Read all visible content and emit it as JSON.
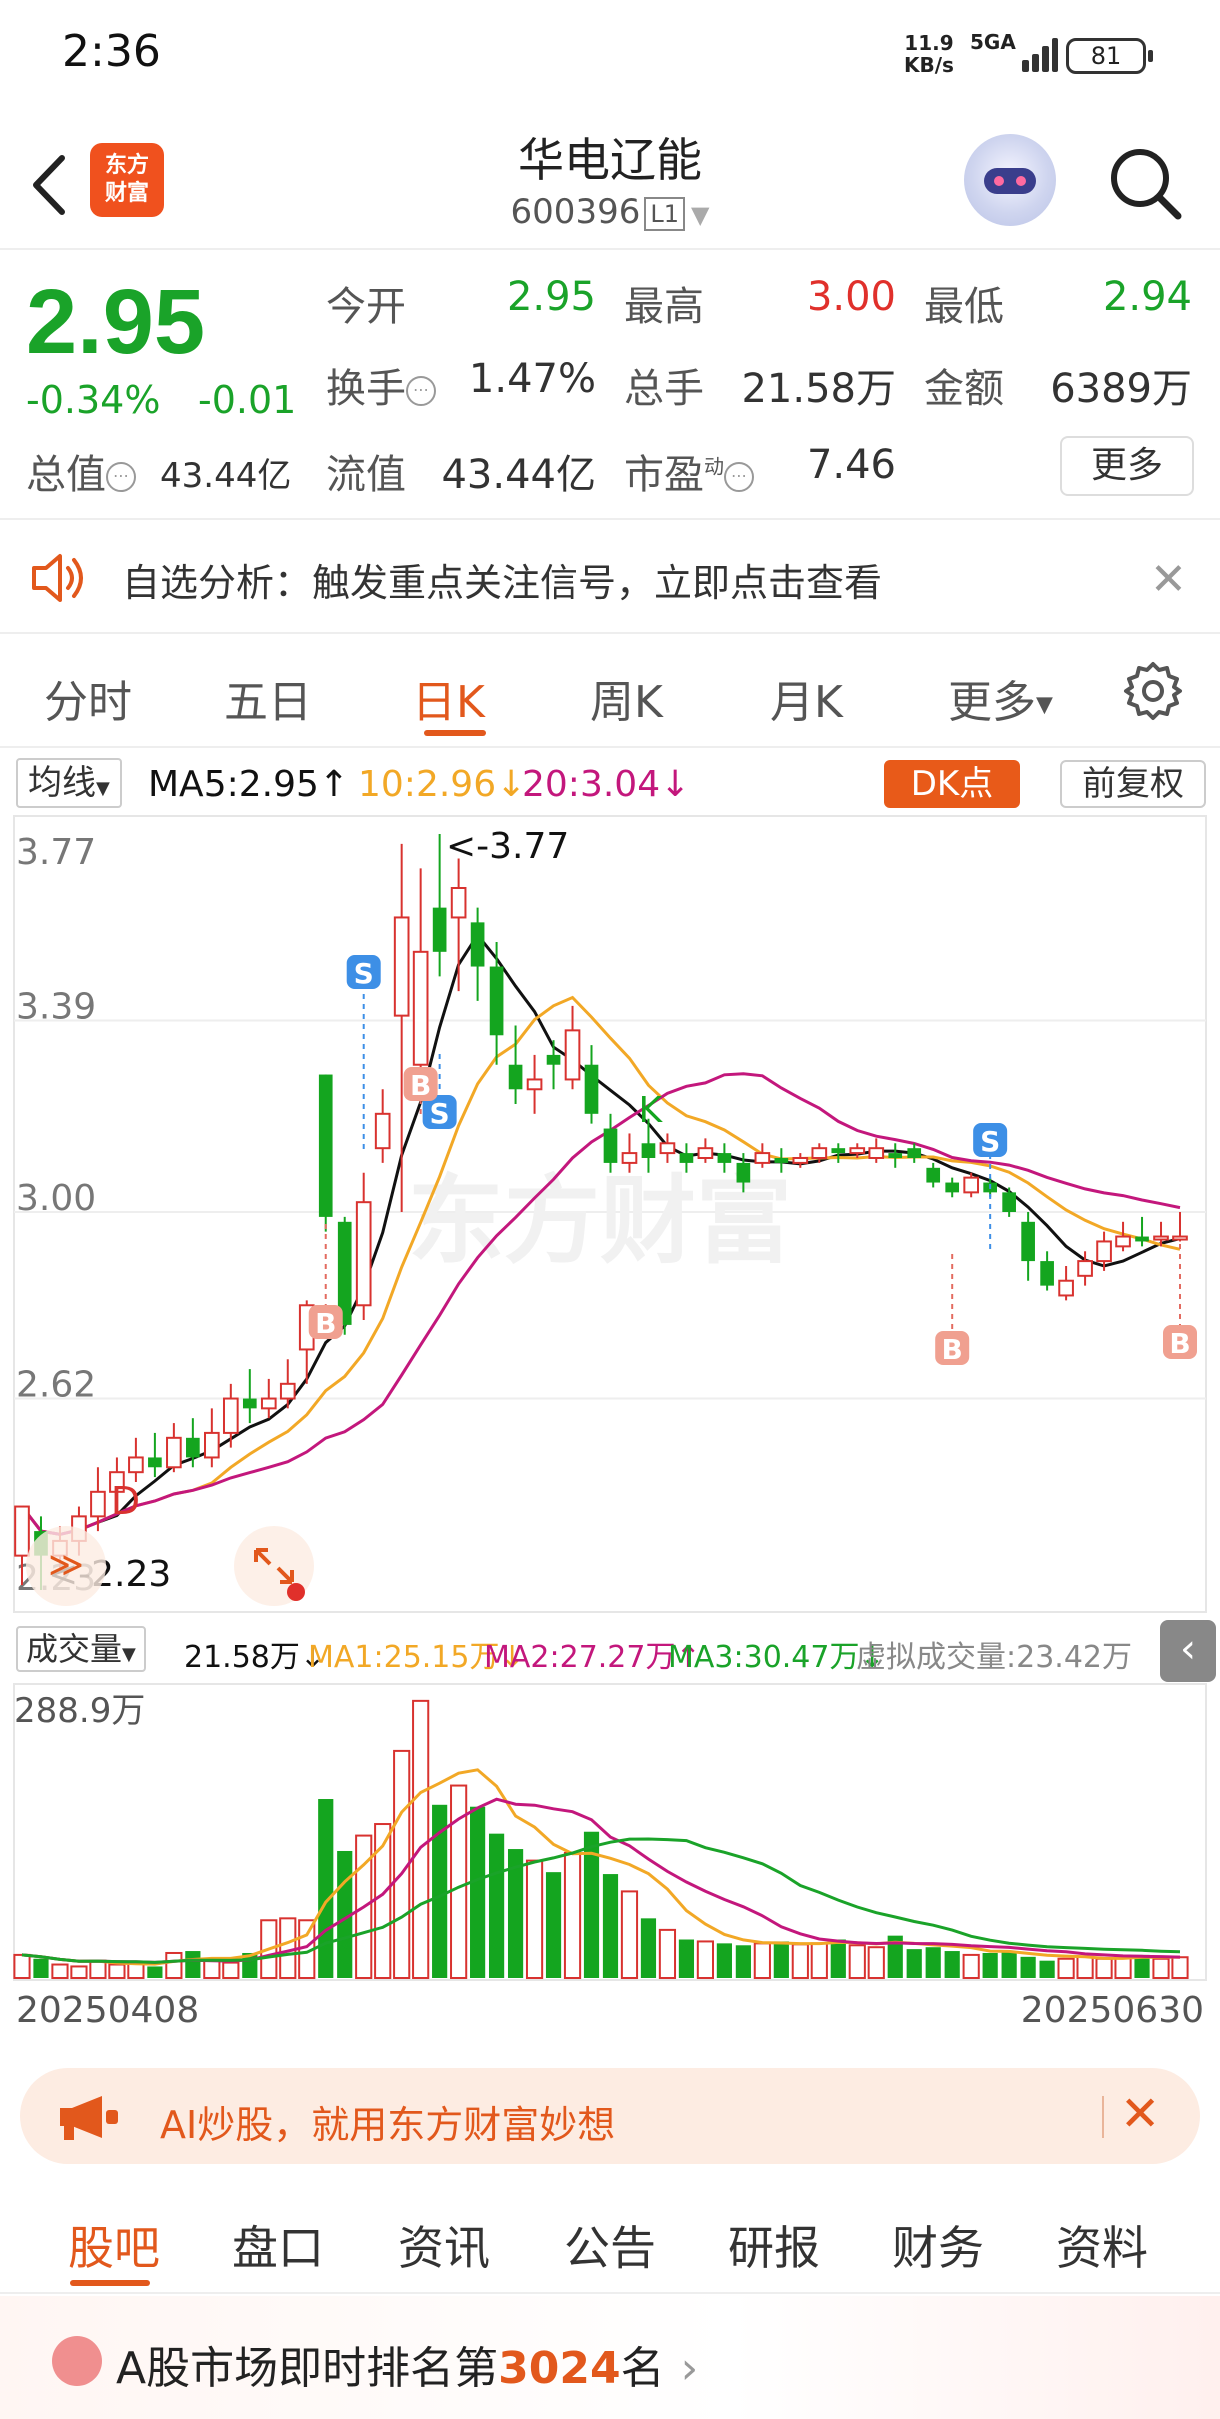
{
  "status_bar": {
    "time": "2:36",
    "net_speed_value": "11.9",
    "net_speed_unit": "KB/s",
    "signal": "5GA",
    "battery": "81"
  },
  "header": {
    "logo_line1": "东方",
    "logo_line2": "财富",
    "stock_name": "华电辽能",
    "stock_code": "600396",
    "level": "L1"
  },
  "quote": {
    "price": "2.95",
    "change_pct": "-0.34%",
    "change_abs": "-0.01",
    "open_label": "今开",
    "open": "2.95",
    "high_label": "最高",
    "high": "3.00",
    "low_label": "最低",
    "low": "2.94",
    "turnover_label": "换手",
    "turnover": "1.47%",
    "volume_label": "总手",
    "volume": "21.58万",
    "amount_label": "金额",
    "amount": "6389万",
    "mktcap_label": "总值",
    "mktcap": "43.44亿",
    "float_label": "流值",
    "float_cap": "43.44亿",
    "pe_label": "市盈",
    "pe_sup": "动",
    "pe": "7.46",
    "more_button": "更多"
  },
  "notice": {
    "text": "自选分析：触发重点关注信号，立即点击查看"
  },
  "tabs": [
    {
      "label": "分时"
    },
    {
      "label": "五日"
    },
    {
      "label": "日K"
    },
    {
      "label": "周K"
    },
    {
      "label": "月K"
    },
    {
      "label": "更多"
    }
  ],
  "ma_row": {
    "select": "均线",
    "ma5": "MA5:2.95↑",
    "ma10": "10:2.96↓",
    "ma20": "20:3.04↓",
    "dk_button": "DK点",
    "adjust_button": "前复权"
  },
  "kchart": {
    "y_labels": [
      "3.77",
      "3.39",
      "3.00",
      "2.62",
      "2.23"
    ],
    "max_marker": "<-3.77",
    "min_marker": "<-2.23",
    "signals": {
      "S": "S",
      "B": "B",
      "D": "D",
      "K": "K"
    },
    "watermark": "东方财富"
  },
  "vol_row": {
    "select": "成交量",
    "vol": "21.58万↓",
    "ma1": "MA1:25.15万↓",
    "ma2": "MA2:27.27万↑",
    "ma3": "MA3:30.47万↓",
    "virtual": "虚拟成交量:23.42万",
    "collapse": "‹"
  },
  "vchart": {
    "max_label": "288.9万"
  },
  "dates": {
    "start": "20250408",
    "end": "20250630"
  },
  "ai_banner": {
    "text": "AI炒股，就用东方财富妙想",
    "close": "✕"
  },
  "bottom_tabs": [
    {
      "label": "股吧"
    },
    {
      "label": "盘口"
    },
    {
      "label": "资讯"
    },
    {
      "label": "公告"
    },
    {
      "label": "研报"
    },
    {
      "label": "财务"
    },
    {
      "label": "资料"
    }
  ],
  "rank": {
    "prefix": "A股市场即时排名第",
    "number": "3024",
    "suffix": "名",
    "arrow": "›"
  },
  "chart_data": {
    "type": "candlestick",
    "title": "",
    "ylim": [
      2.23,
      3.77
    ],
    "candles": [
      [
        2.3,
        2.4,
        2.24,
        2.35
      ],
      [
        2.35,
        2.3,
        2.23,
        2.38
      ],
      [
        2.3,
        2.33,
        2.27,
        2.36
      ],
      [
        2.33,
        2.38,
        2.3,
        2.4
      ],
      [
        2.38,
        2.43,
        2.35,
        2.48
      ],
      [
        2.43,
        2.47,
        2.41,
        2.5
      ],
      [
        2.47,
        2.5,
        2.45,
        2.54
      ],
      [
        2.5,
        2.48,
        2.46,
        2.55
      ],
      [
        2.48,
        2.54,
        2.47,
        2.57
      ],
      [
        2.54,
        2.5,
        2.48,
        2.58
      ],
      [
        2.5,
        2.55,
        2.48,
        2.6
      ],
      [
        2.55,
        2.62,
        2.52,
        2.65
      ],
      [
        2.62,
        2.6,
        2.57,
        2.68
      ],
      [
        2.6,
        2.62,
        2.58,
        2.66
      ],
      [
        2.62,
        2.65,
        2.6,
        2.7
      ],
      [
        2.72,
        2.81,
        2.65,
        2.82
      ],
      [
        3.28,
        2.99,
        2.96,
        3.28
      ],
      [
        2.98,
        2.77,
        2.75,
        2.99
      ],
      [
        2.81,
        3.02,
        2.78,
        3.08
      ],
      [
        3.13,
        3.2,
        3.1,
        3.25
      ],
      [
        3.4,
        3.6,
        3.0,
        3.75
      ],
      [
        3.3,
        3.53,
        3.25,
        3.7
      ],
      [
        3.62,
        3.53,
        3.48,
        3.77
      ],
      [
        3.6,
        3.66,
        3.45,
        3.72
      ],
      [
        3.59,
        3.5,
        3.43,
        3.62
      ],
      [
        3.5,
        3.36,
        3.3,
        3.55
      ],
      [
        3.3,
        3.25,
        3.22,
        3.38
      ],
      [
        3.25,
        3.27,
        3.2,
        3.32
      ],
      [
        3.32,
        3.3,
        3.25,
        3.35
      ],
      [
        3.27,
        3.37,
        3.25,
        3.42
      ],
      [
        3.3,
        3.2,
        3.18,
        3.34
      ],
      [
        3.17,
        3.1,
        3.08,
        3.2
      ],
      [
        3.1,
        3.12,
        3.08,
        3.16
      ],
      [
        3.14,
        3.11,
        3.08,
        3.19
      ],
      [
        3.12,
        3.14,
        3.1,
        3.16
      ],
      [
        3.12,
        3.1,
        3.08,
        3.14
      ],
      [
        3.11,
        3.13,
        3.1,
        3.15
      ],
      [
        3.12,
        3.1,
        3.08,
        3.14
      ],
      [
        3.1,
        3.06,
        3.04,
        3.12
      ],
      [
        3.1,
        3.12,
        3.09,
        3.14
      ],
      [
        3.11,
        3.1,
        3.08,
        3.13
      ],
      [
        3.1,
        3.11,
        3.09,
        3.12
      ],
      [
        3.11,
        3.13,
        3.1,
        3.14
      ],
      [
        3.13,
        3.12,
        3.1,
        3.14
      ],
      [
        3.12,
        3.13,
        3.11,
        3.14
      ],
      [
        3.11,
        3.13,
        3.1,
        3.15
      ],
      [
        3.12,
        3.11,
        3.09,
        3.14
      ],
      [
        3.13,
        3.11,
        3.1,
        3.14
      ],
      [
        3.09,
        3.06,
        3.05,
        3.1
      ],
      [
        3.06,
        3.04,
        3.03,
        3.07
      ],
      [
        3.04,
        3.07,
        3.03,
        3.08
      ],
      [
        3.06,
        3.04,
        3.03,
        3.07
      ],
      [
        3.04,
        3.0,
        2.99,
        3.05
      ],
      [
        2.98,
        2.9,
        2.86,
        3.0
      ],
      [
        2.9,
        2.85,
        2.84,
        2.92
      ],
      [
        2.83,
        2.86,
        2.82,
        2.89
      ],
      [
        2.87,
        2.9,
        2.85,
        2.92
      ],
      [
        2.9,
        2.94,
        2.88,
        2.96
      ],
      [
        2.93,
        2.95,
        2.92,
        2.98
      ],
      [
        2.95,
        2.94,
        2.93,
        2.99
      ],
      [
        2.95,
        2.95,
        2.93,
        2.98
      ],
      [
        2.95,
        2.95,
        2.94,
        3.0
      ]
    ],
    "volumes_wan": [
      24,
      20,
      14,
      12,
      18,
      14,
      16,
      12,
      26,
      28,
      20,
      16,
      26,
      60,
      62,
      60,
      186,
      132,
      148,
      160,
      236,
      288,
      180,
      200,
      178,
      150,
      134,
      122,
      110,
      130,
      152,
      108,
      90,
      62,
      50,
      40,
      38,
      36,
      34,
      36,
      38,
      35,
      36,
      40,
      34,
      32,
      44,
      30,
      32,
      28,
      24,
      26,
      28,
      22,
      18,
      20,
      22,
      20,
      22,
      24,
      20,
      21.58
    ]
  }
}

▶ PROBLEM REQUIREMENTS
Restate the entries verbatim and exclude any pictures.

▶ RESULT FOR THIS EXERCISE
Read all visible content and emit it as JSON.
{
  "status_bar": {
    "time": "2:36",
    "net_speed_value": "11.9",
    "net_speed_unit": "KB/s",
    "signal": "5GA",
    "battery": "81"
  },
  "header": {
    "logo_line1": "东方",
    "logo_line2": "财富",
    "stock_name": "华电辽能",
    "stock_code": "600396",
    "level": "L1"
  },
  "quote": {
    "price": "2.95",
    "change_pct": "-0.34%",
    "change_abs": "-0.01",
    "open_label": "今开",
    "open": "2.95",
    "high_label": "最高",
    "high": "3.00",
    "low_label": "最低",
    "low": "2.94",
    "turnover_label": "换手",
    "turnover": "1.47%",
    "volume_label": "总手",
    "volume": "21.58万",
    "amount_label": "金额",
    "amount": "6389万",
    "mktcap_label": "总值",
    "mktcap": "43.44亿",
    "float_label": "流值",
    "float_cap": "43.44亿",
    "pe_label": "市盈",
    "pe_sup": "动",
    "pe": "7.46",
    "more_button": "更多"
  },
  "notice": {
    "text": "自选分析：触发重点关注信号，立即点击查看"
  },
  "tabs": [
    {
      "label": "分时"
    },
    {
      "label": "五日"
    },
    {
      "label": "日K"
    },
    {
      "label": "周K"
    },
    {
      "label": "月K"
    },
    {
      "label": "更多"
    }
  ],
  "ma_row": {
    "select": "均线",
    "ma5": "MA5:2.95↑",
    "ma10": "10:2.96↓",
    "ma20": "20:3.04↓",
    "dk_button": "DK点",
    "adjust_button": "前复权"
  },
  "kchart": {
    "y_labels": [
      "3.77",
      "3.39",
      "3.00",
      "2.62",
      "2.23"
    ],
    "max_marker": "<-3.77",
    "min_marker": "<-2.23",
    "signals": {
      "S": "S",
      "B": "B",
      "D": "D",
      "K": "K"
    },
    "watermark": "东方财富"
  },
  "vol_row": {
    "select": "成交量",
    "vol": "21.58万↓",
    "ma1": "MA1:25.15万↓",
    "ma2": "MA2:27.27万↑",
    "ma3": "MA3:30.47万↓",
    "virtual": "虚拟成交量:23.42万",
    "collapse": "‹"
  },
  "vchart": {
    "max_label": "288.9万"
  },
  "dates": {
    "start": "20250408",
    "end": "20250630"
  },
  "ai_banner": {
    "text": "AI炒股，就用东方财富妙想",
    "close": "✕"
  },
  "bottom_tabs": [
    {
      "label": "股吧"
    },
    {
      "label": "盘口"
    },
    {
      "label": "资讯"
    },
    {
      "label": "公告"
    },
    {
      "label": "研报"
    },
    {
      "label": "财务"
    },
    {
      "label": "资料"
    }
  ],
  "rank": {
    "prefix": "A股市场即时排名第",
    "number": "3024",
    "suffix": "名",
    "arrow": "›"
  },
  "chart_data": {
    "type": "candlestick",
    "title": "",
    "ylim": [
      2.23,
      3.77
    ],
    "candles": [
      [
        2.3,
        2.4,
        2.24,
        2.35
      ],
      [
        2.35,
        2.3,
        2.23,
        2.38
      ],
      [
        2.3,
        2.33,
        2.27,
        2.36
      ],
      [
        2.33,
        2.38,
        2.3,
        2.4
      ],
      [
        2.38,
        2.43,
        2.35,
        2.48
      ],
      [
        2.43,
        2.47,
        2.41,
        2.5
      ],
      [
        2.47,
        2.5,
        2.45,
        2.54
      ],
      [
        2.5,
        2.48,
        2.46,
        2.55
      ],
      [
        2.48,
        2.54,
        2.47,
        2.57
      ],
      [
        2.54,
        2.5,
        2.48,
        2.58
      ],
      [
        2.5,
        2.55,
        2.48,
        2.6
      ],
      [
        2.55,
        2.62,
        2.52,
        2.65
      ],
      [
        2.62,
        2.6,
        2.57,
        2.68
      ],
      [
        2.6,
        2.62,
        2.58,
        2.66
      ],
      [
        2.62,
        2.65,
        2.6,
        2.7
      ],
      [
        2.72,
        2.81,
        2.65,
        2.82
      ],
      [
        3.28,
        2.99,
        2.96,
        3.28
      ],
      [
        2.98,
        2.77,
        2.75,
        2.99
      ],
      [
        2.81,
        3.02,
        2.78,
        3.08
      ],
      [
        3.13,
        3.2,
        3.1,
        3.25
      ],
      [
        3.4,
        3.6,
        3.0,
        3.75
      ],
      [
        3.3,
        3.53,
        3.25,
        3.7
      ],
      [
        3.62,
        3.53,
        3.48,
        3.77
      ],
      [
        3.6,
        3.66,
        3.45,
        3.72
      ],
      [
        3.59,
        3.5,
        3.43,
        3.62
      ],
      [
        3.5,
        3.36,
        3.3,
        3.55
      ],
      [
        3.3,
        3.25,
        3.22,
        3.38
      ],
      [
        3.25,
        3.27,
        3.2,
        3.32
      ],
      [
        3.32,
        3.3,
        3.25,
        3.35
      ],
      [
        3.27,
        3.37,
        3.25,
        3.42
      ],
      [
        3.3,
        3.2,
        3.18,
        3.34
      ],
      [
        3.17,
        3.1,
        3.08,
        3.2
      ],
      [
        3.1,
        3.12,
        3.08,
        3.16
      ],
      [
        3.14,
        3.11,
        3.08,
        3.19
      ],
      [
        3.12,
        3.14,
        3.1,
        3.16
      ],
      [
        3.12,
        3.1,
        3.08,
        3.14
      ],
      [
        3.11,
        3.13,
        3.1,
        3.15
      ],
      [
        3.12,
        3.1,
        3.08,
        3.14
      ],
      [
        3.1,
        3.06,
        3.04,
        3.12
      ],
      [
        3.1,
        3.12,
        3.09,
        3.14
      ],
      [
        3.11,
        3.1,
        3.08,
        3.13
      ],
      [
        3.1,
        3.11,
        3.09,
        3.12
      ],
      [
        3.11,
        3.13,
        3.1,
        3.14
      ],
      [
        3.13,
        3.12,
        3.1,
        3.14
      ],
      [
        3.12,
        3.13,
        3.11,
        3.14
      ],
      [
        3.11,
        3.13,
        3.1,
        3.15
      ],
      [
        3.12,
        3.11,
        3.09,
        3.14
      ],
      [
        3.13,
        3.11,
        3.1,
        3.14
      ],
      [
        3.09,
        3.06,
        3.05,
        3.1
      ],
      [
        3.06,
        3.04,
        3.03,
        3.07
      ],
      [
        3.04,
        3.07,
        3.03,
        3.08
      ],
      [
        3.06,
        3.04,
        3.03,
        3.07
      ],
      [
        3.04,
        3.0,
        2.99,
        3.05
      ],
      [
        2.98,
        2.9,
        2.86,
        3.0
      ],
      [
        2.9,
        2.85,
        2.84,
        2.92
      ],
      [
        2.83,
        2.86,
        2.82,
        2.89
      ],
      [
        2.87,
        2.9,
        2.85,
        2.92
      ],
      [
        2.9,
        2.94,
        2.88,
        2.96
      ],
      [
        2.93,
        2.95,
        2.92,
        2.98
      ],
      [
        2.95,
        2.94,
        2.93,
        2.99
      ],
      [
        2.95,
        2.95,
        2.93,
        2.98
      ],
      [
        2.95,
        2.95,
        2.94,
        3.0
      ]
    ],
    "volumes_wan": [
      24,
      20,
      14,
      12,
      18,
      14,
      16,
      12,
      26,
      28,
      20,
      16,
      26,
      60,
      62,
      60,
      186,
      132,
      148,
      160,
      236,
      288,
      180,
      200,
      178,
      150,
      134,
      122,
      110,
      130,
      152,
      108,
      90,
      62,
      50,
      40,
      38,
      36,
      34,
      36,
      38,
      35,
      36,
      40,
      34,
      32,
      44,
      30,
      32,
      28,
      24,
      26,
      28,
      22,
      18,
      20,
      22,
      20,
      22,
      24,
      20,
      21.58
    ]
  }
}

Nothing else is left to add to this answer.